SOURCE MATERIAL below:

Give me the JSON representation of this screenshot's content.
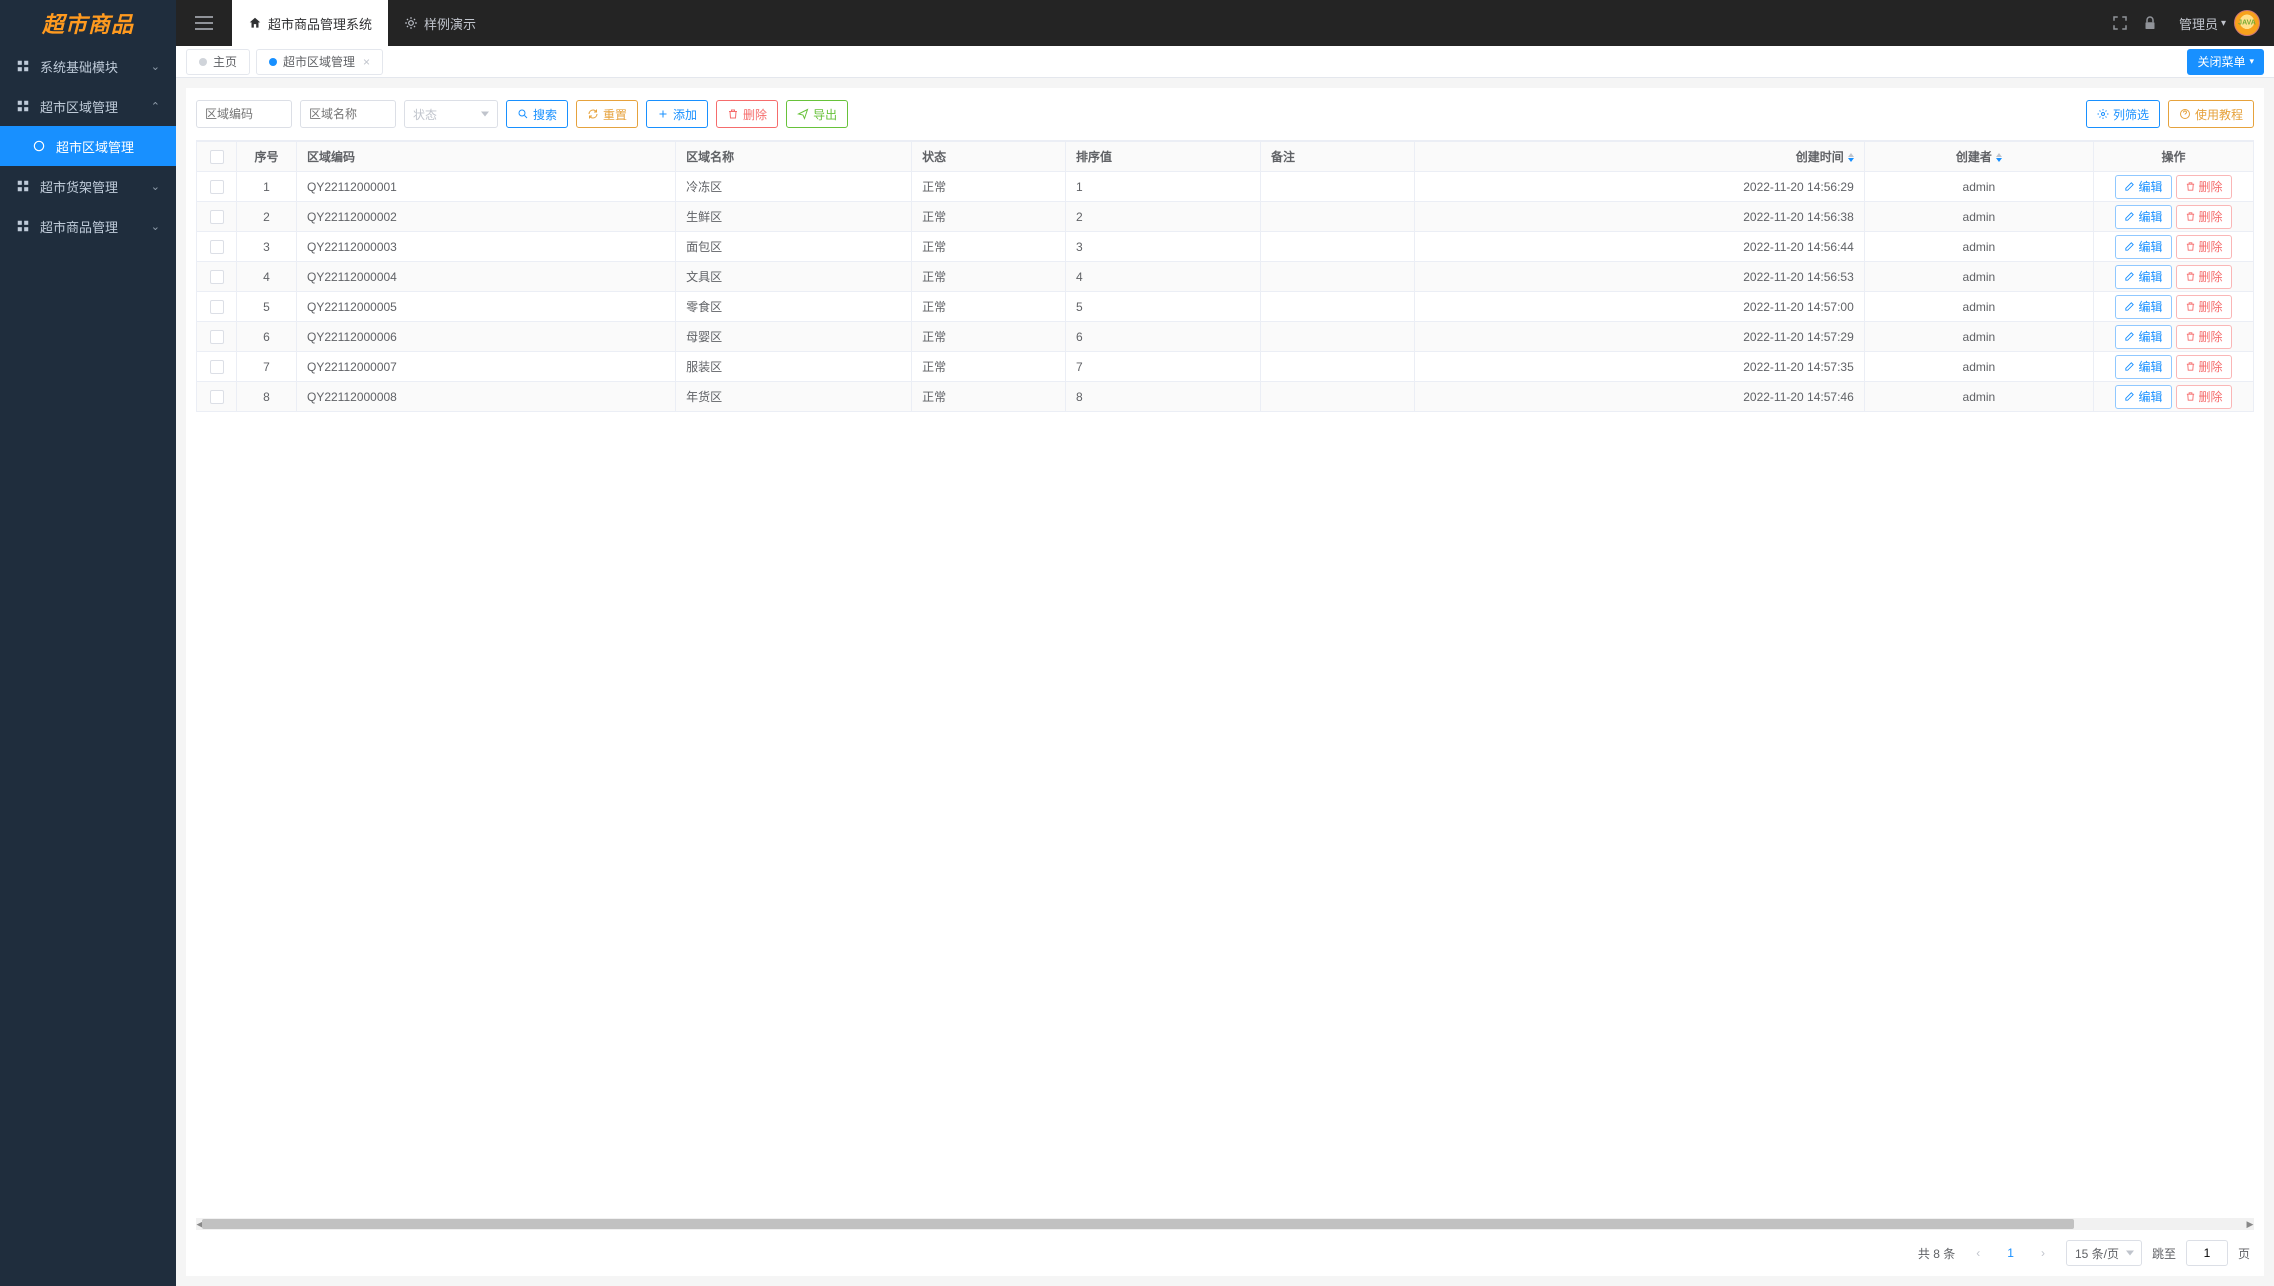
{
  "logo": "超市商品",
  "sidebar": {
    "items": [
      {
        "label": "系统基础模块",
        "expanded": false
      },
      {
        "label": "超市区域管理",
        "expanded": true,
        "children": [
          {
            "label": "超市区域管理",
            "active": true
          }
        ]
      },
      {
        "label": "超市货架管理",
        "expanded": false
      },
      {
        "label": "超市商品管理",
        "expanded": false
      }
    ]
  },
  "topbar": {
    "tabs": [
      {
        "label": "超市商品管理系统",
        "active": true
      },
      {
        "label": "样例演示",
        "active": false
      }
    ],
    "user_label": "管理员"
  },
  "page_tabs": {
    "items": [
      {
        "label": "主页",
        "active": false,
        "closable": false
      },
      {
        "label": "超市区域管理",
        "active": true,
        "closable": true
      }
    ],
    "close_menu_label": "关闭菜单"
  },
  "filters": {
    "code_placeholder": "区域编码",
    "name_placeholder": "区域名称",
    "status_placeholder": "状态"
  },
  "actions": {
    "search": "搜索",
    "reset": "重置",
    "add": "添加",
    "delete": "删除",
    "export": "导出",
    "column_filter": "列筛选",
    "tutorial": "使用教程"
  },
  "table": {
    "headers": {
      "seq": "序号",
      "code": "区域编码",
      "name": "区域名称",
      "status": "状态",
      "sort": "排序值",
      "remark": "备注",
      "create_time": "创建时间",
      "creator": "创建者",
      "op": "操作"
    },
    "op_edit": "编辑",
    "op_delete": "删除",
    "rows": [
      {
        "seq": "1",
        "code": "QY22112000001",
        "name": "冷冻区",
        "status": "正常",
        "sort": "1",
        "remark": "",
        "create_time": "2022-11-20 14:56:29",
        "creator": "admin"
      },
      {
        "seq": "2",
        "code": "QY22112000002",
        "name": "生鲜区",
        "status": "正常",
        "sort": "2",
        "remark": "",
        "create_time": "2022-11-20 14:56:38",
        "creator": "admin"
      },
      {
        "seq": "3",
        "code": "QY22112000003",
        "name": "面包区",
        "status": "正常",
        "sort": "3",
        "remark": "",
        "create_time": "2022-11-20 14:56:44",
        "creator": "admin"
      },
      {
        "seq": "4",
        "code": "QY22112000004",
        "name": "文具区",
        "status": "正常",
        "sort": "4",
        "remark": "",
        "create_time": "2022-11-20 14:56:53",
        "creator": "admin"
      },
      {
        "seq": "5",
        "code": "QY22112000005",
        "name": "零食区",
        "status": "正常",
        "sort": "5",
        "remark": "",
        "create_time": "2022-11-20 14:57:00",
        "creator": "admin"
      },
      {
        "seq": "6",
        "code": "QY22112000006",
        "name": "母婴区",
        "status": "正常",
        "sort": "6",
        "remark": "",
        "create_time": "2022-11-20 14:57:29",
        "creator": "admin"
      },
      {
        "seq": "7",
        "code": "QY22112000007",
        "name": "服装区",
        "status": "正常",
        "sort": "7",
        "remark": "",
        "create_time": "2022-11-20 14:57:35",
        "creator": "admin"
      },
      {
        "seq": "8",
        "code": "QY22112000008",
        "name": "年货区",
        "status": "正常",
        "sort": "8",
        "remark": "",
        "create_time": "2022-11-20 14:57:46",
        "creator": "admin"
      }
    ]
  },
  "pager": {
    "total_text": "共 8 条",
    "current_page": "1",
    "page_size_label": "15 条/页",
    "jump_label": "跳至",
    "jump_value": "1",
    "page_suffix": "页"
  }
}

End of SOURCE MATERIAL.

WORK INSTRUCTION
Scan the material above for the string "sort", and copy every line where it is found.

ANSWER
      "sort": "排序值",
        "sort": "1",
        "sort": "2",
        "sort": "3",
        "sort": "4",
        "sort": "5",
        "sort": "6",
        "sort": "7",
        "sort": "8",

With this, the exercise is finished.